Presentation on theme: "Recruitment and Selection. Selection and Engagement of Personnel Formulation and implementation of systematic approaches to Selection The application."— Presentation transcript:
Selection and Engagement of Personnel Formulation and implementation of systematic approaches to Selection The application of Relevant legislation Outline a possible strategy for the Selection and Engagement of Personnel for a construction company.
Exercises Discuss the factors relevant for the formulation and implementation of a systematic approach to the selection of employees. In the employment of personnel it is important that relevant legislation is applied Discuss
Manpower Planning This is planning which attempts to forecast future labour requirements, both in number and types of operatives. Its prime function is to obtain the best staff possible and retain them. This may be short term for contracts about to start, or long term which can be 5 years plus.
Long term requires forecasting based on: – Natural wastage. – Age range of employees. – Expansion or contraction of company. – Change of markets in which company operates. Personnel will fill gaps by either training, promoting or hiring.
Typical planning steps are: Quantify the objectives and targets based upon forecast. Assess the implications of each objective with respect to materials, labour etc. Compare future needs against present resources. Plan adjustments to meet future needs ie. recruit, train, etc.
Recruitment and Selection Recruitment involves understanding the job and the knowledge, skills and abilities required by a person to perform the job, and the provision of a list of suitable candidates from which to make a selection. Selection is the process of matching the persons abilities, aptitudes, interests etc. to the requirements of the personal specification, short listing candidates, interviewing, testing and choosing some one for the job.
The recruitment and selection process includes: Deciding a job exists and needs filling. Preparing a job description ( a broad statement of duties, responsibilities, working conditions, pay etc. ) and employee specification ( sets out the personal qualities required by a person for a particular job ). Often expressed in terms of "Five Fold Plan" or "Seven Point Plan". This covers: – Physical Make ‑ up – Attainments – Interests – Disposition – Circumstances – Intelligence – Aptitude
Tasks Attracting candidates ‑ Where they are and how best to contact them. Advertising ‑ the drawing up and placing for maximum results. Application forms ‑ should be well designed for quick assessment, should also include all the important information Sort applicants as rejects, or possibles, produce short list for interview. Arrange properly conducted interviews. Assessment to be made at the end of each interview. Selection tests. References to be treated with caution. Inform applicants if successful or not.
Attracting employees Advertising – Local papers – National press – Specialist publications Informal Networking Job Fairs Agencies – Job agencies – Executive search agencies (head-hunters) Bounty Head hunting School and higher education contacts Job centres and career offices Internally
Drawing up an Advert Right paper/magazine Eye catching Catches persons imagination/interest Size Wording Right market
Job Analysis This is the systematic study and statement of all the facts about a job which reveal its content and all the modifying factors which surround it. A job can be analysed for three reasons: – Health purposes – Method Study – Job Description It is essential that a job is analysed before drawing up a job description.

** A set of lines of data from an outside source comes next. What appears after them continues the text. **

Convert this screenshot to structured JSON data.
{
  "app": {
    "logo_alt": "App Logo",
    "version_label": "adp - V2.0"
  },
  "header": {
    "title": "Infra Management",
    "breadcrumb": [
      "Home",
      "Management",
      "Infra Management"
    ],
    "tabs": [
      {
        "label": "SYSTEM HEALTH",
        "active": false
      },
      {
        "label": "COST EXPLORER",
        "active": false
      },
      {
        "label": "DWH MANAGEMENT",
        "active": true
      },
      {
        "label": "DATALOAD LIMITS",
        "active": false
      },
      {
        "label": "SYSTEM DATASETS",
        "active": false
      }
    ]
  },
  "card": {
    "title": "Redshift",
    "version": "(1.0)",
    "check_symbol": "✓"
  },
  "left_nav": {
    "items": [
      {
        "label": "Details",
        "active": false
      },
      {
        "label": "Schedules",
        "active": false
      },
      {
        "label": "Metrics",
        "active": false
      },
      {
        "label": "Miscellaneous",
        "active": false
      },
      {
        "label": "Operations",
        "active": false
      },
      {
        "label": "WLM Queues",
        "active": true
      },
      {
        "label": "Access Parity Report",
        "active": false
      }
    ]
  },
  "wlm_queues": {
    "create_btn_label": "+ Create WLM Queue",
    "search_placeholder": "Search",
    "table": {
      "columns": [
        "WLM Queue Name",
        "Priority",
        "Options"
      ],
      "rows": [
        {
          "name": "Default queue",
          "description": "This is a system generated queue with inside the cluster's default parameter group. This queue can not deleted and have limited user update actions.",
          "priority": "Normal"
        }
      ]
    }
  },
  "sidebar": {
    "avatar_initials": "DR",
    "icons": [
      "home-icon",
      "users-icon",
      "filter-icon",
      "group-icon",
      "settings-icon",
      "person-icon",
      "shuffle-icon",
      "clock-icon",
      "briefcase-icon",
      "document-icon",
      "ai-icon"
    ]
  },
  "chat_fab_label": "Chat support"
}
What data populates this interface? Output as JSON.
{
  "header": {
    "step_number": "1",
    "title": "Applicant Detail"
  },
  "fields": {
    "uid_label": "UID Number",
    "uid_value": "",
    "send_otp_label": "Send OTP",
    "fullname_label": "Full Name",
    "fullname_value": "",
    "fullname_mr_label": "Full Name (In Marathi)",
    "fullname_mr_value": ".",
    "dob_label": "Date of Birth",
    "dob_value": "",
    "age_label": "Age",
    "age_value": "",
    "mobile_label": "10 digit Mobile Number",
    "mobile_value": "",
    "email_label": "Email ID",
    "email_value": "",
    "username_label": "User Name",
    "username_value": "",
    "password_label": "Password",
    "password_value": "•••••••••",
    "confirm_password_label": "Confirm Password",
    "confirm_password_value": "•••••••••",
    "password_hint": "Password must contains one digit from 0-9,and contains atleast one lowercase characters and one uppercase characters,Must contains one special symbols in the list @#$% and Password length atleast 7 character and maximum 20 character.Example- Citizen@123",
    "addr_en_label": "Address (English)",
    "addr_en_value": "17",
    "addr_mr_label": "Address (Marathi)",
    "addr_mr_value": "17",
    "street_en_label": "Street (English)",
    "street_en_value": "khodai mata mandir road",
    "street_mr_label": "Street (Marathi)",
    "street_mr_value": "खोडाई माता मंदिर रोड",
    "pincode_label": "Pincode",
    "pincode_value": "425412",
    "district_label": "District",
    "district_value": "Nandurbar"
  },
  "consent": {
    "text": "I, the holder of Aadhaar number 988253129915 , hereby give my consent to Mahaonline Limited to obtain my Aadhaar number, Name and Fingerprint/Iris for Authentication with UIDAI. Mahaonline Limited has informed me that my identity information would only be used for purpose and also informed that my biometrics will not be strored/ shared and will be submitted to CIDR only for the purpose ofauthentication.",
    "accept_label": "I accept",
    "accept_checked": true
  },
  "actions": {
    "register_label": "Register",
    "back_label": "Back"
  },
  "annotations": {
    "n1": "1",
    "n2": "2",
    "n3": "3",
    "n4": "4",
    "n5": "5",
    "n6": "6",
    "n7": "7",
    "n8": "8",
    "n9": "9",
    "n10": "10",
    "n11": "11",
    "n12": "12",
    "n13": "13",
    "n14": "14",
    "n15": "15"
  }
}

Job Description A job description is a statement of the general purpose of the job, which also provides an outline of its scope, duties and responsibilities. A job description can not be fully comprehensive in respect to all the details but it should provide enough information to: – Give the job holder a clear indication of what is expect; – Give an indication of the importance of the job – Indicate the important areas of the job; – Describe the required behavior of the job holder.
Format Job Title: Responsible to: Location: Duties and Responsibilities Working Conditions: Hours of Work:
Job Specification This details the qualities, skills and attributes required by a person in order for them to be suitable to carry out the job. These will depend on the job and must be produced by considering the Job Description. The factors will consist of those which are essential and those which are desirable. Any qualifications, skills or experience specified must be capable of being justified by reference to the duties and responsibilities noted in the job description.
The Induction Process Primary induction covers the history and organisation of the company, details of its products and services, conditions of service and disciplinary procedures, health and safety training, trade union information and a tour of the organisation. Secondary induction integrates the new employee into his job environment and is normally done by his immediate superior who shows him round, introduces him to work mates, explains what the department/section does and what his duties are, and checks knowledge of company rules.
The Contract of Employment Act 1972 Requirement This lays down that within 13 weeks of starting work every employee shall receive a written statement giving information about the job ( excluding part ‑ time working less than 16 hours per week). This statement covers: – Names of employee and employer – Date employment began – Job title – Details of company rules, grievance procedures etc. – Pay, hour of work, holidays – Sickness procedures and pay – Length of notice, pension rights
Exercise Analyse the factors which effect the amount of labour available to the construction industry.